== Records for this exercise
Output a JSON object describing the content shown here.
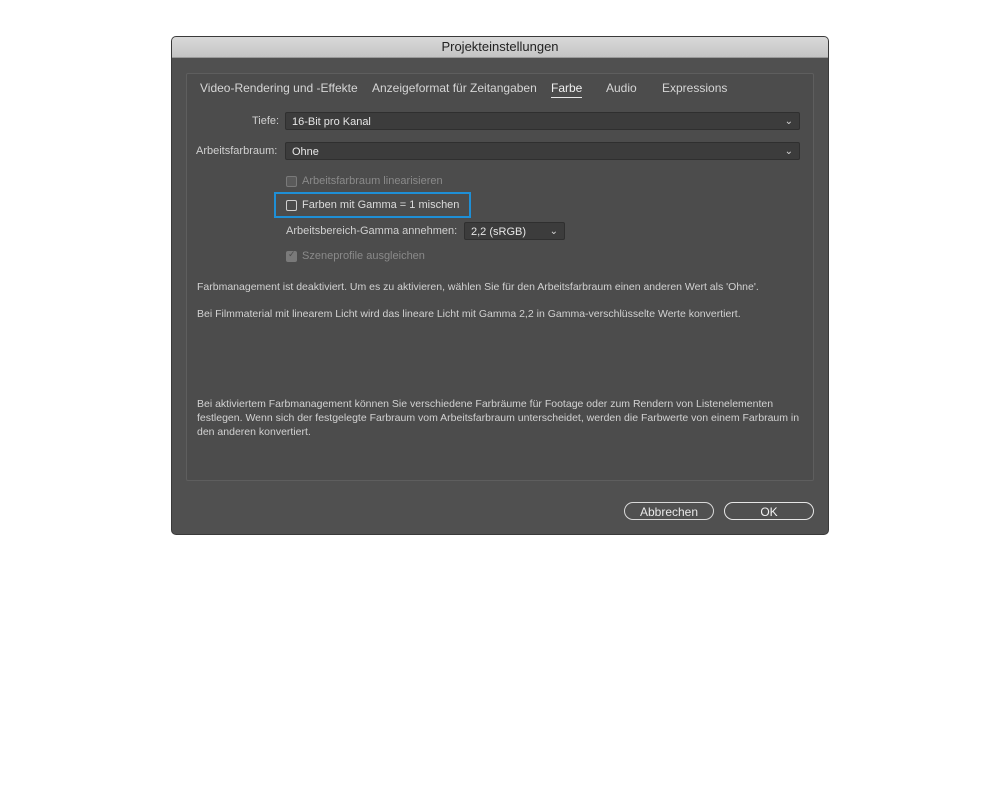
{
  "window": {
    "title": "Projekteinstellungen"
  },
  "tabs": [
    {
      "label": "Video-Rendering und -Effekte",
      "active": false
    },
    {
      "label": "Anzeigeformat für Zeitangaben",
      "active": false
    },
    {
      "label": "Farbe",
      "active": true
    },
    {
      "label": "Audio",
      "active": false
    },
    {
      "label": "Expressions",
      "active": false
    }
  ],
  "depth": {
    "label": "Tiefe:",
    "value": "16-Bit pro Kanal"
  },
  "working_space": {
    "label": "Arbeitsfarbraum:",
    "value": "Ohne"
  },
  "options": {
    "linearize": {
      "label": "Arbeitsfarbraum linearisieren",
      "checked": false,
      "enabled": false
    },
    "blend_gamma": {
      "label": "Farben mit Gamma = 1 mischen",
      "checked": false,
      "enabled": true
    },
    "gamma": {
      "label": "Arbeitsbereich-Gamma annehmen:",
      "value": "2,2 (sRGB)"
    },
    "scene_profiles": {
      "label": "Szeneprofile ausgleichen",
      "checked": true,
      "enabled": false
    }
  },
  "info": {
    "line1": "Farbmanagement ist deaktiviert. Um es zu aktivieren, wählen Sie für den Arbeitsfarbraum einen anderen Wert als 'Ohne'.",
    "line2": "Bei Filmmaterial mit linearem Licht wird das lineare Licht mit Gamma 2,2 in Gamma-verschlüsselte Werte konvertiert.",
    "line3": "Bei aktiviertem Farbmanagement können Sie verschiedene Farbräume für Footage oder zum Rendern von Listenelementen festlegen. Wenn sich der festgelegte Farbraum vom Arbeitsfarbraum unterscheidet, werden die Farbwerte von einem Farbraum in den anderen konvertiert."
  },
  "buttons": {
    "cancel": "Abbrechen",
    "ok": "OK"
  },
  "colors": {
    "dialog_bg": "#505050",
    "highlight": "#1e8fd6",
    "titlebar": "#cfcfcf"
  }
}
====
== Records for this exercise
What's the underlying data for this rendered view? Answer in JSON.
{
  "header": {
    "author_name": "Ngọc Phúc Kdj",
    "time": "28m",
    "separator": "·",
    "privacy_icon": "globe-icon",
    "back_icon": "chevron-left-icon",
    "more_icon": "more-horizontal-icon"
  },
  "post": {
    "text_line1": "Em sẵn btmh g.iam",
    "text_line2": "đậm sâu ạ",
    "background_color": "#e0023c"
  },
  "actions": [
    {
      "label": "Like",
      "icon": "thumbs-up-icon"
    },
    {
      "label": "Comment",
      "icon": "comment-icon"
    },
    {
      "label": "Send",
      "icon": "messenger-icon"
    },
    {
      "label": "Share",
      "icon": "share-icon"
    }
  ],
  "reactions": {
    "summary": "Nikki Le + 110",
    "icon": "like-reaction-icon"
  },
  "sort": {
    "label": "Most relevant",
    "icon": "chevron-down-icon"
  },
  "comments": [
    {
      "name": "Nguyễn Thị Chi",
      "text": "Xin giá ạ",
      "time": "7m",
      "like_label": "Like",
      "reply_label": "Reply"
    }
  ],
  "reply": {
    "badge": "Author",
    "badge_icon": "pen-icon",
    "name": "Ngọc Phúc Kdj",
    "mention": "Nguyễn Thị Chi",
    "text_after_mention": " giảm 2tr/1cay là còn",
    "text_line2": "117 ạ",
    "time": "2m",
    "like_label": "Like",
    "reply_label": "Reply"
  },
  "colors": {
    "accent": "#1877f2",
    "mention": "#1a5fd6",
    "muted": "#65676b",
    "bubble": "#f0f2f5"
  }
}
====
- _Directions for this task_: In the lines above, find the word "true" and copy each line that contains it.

- _Task output_:
      "active": true
      "enabled": true
      "checked": true,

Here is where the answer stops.